Take every line from the data that has the word "JSON" in it.

::::

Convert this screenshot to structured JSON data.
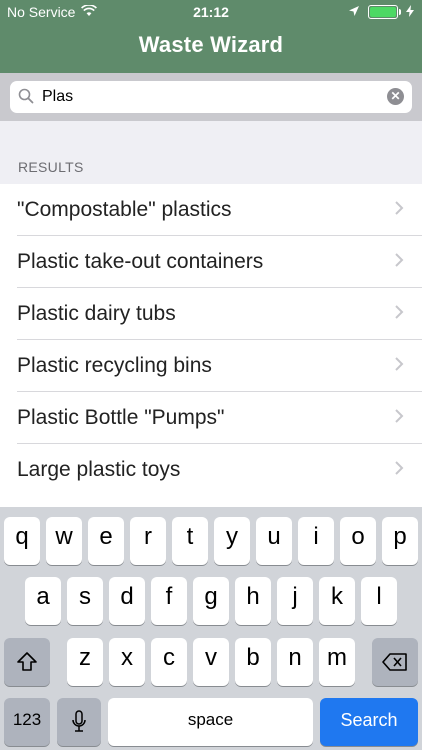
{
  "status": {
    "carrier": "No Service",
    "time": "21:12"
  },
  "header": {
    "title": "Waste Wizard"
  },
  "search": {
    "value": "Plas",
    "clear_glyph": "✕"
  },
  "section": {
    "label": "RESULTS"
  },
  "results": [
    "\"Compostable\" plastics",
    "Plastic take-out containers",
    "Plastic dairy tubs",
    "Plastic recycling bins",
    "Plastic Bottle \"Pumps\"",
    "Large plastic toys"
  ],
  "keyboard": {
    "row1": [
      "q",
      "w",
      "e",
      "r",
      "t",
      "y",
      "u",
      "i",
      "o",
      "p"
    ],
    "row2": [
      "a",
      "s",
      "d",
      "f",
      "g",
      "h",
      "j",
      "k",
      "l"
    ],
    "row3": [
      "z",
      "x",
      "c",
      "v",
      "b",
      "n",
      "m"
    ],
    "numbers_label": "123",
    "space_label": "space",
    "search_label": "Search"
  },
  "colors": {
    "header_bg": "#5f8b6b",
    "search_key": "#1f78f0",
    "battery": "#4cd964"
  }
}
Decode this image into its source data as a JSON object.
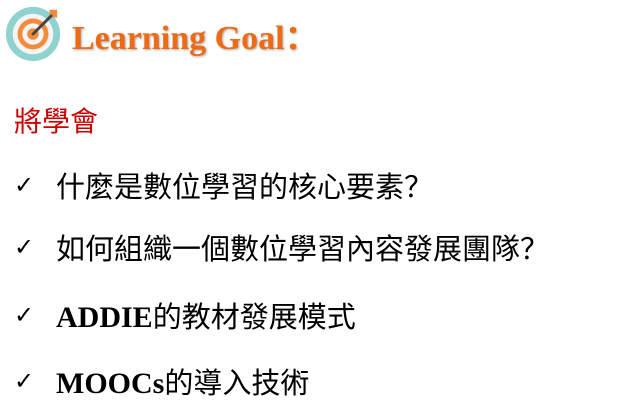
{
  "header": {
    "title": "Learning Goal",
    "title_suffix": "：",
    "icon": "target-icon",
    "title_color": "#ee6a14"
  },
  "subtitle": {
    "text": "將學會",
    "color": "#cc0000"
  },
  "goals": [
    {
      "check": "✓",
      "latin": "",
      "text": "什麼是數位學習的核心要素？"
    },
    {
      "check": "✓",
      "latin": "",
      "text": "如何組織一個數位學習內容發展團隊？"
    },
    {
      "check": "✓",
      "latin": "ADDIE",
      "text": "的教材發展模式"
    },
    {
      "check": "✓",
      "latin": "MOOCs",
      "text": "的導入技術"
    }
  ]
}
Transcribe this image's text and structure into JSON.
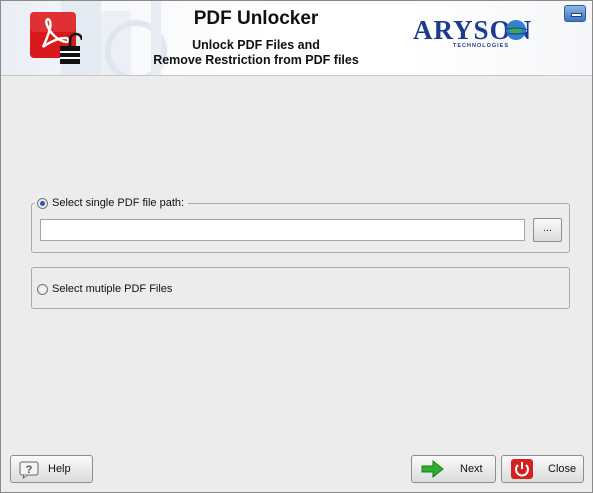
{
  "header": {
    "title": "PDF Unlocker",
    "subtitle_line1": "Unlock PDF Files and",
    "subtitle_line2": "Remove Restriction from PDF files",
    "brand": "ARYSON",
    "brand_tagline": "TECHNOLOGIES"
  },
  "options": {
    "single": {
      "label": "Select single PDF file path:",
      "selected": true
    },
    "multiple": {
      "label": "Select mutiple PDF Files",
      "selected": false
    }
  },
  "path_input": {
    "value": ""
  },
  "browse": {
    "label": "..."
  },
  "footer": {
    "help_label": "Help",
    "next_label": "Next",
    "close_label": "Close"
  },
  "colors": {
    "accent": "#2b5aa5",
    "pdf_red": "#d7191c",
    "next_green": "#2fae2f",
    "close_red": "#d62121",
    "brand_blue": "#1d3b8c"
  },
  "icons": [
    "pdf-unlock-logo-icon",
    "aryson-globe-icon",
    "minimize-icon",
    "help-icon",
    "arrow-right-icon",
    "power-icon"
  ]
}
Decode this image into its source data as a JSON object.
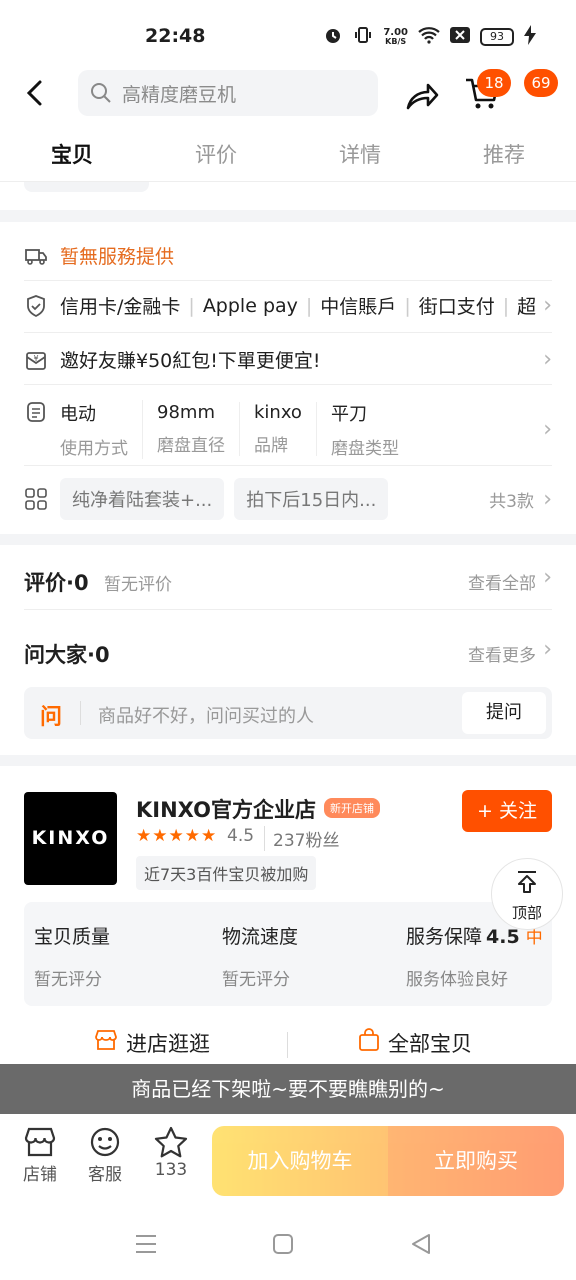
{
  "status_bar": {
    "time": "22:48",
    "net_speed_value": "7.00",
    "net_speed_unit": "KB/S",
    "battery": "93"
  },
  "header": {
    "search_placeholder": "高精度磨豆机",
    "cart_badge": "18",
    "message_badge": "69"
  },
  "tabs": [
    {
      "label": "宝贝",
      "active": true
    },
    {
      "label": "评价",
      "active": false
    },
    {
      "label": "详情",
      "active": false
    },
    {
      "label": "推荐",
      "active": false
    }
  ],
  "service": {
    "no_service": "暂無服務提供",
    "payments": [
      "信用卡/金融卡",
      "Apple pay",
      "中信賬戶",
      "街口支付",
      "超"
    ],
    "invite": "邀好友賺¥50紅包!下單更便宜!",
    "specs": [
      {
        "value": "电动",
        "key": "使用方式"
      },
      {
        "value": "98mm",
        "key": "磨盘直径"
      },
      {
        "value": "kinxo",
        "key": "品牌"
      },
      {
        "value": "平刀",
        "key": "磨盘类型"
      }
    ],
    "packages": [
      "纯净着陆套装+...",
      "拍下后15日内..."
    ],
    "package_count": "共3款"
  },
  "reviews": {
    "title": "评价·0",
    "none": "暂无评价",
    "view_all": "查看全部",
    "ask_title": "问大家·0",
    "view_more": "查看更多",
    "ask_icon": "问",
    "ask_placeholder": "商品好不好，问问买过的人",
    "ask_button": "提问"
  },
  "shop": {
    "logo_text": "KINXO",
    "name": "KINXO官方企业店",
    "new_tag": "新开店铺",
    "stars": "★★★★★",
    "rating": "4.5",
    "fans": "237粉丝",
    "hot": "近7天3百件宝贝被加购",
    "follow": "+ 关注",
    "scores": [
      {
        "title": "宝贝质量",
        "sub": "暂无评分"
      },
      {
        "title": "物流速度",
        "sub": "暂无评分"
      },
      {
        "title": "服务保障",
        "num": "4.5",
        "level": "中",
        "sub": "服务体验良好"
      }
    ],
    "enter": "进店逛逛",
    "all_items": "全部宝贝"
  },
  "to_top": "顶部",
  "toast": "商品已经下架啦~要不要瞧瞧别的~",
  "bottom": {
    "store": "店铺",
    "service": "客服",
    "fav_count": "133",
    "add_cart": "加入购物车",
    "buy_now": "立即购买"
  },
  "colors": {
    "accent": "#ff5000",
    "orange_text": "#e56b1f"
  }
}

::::

| Response |
Convert this screenshot to structured JSON data.
Decode this image into its source data as a JSON object.
Transcribe this image's text and structure into JSON.
Decode this image into its source data as a JSON object.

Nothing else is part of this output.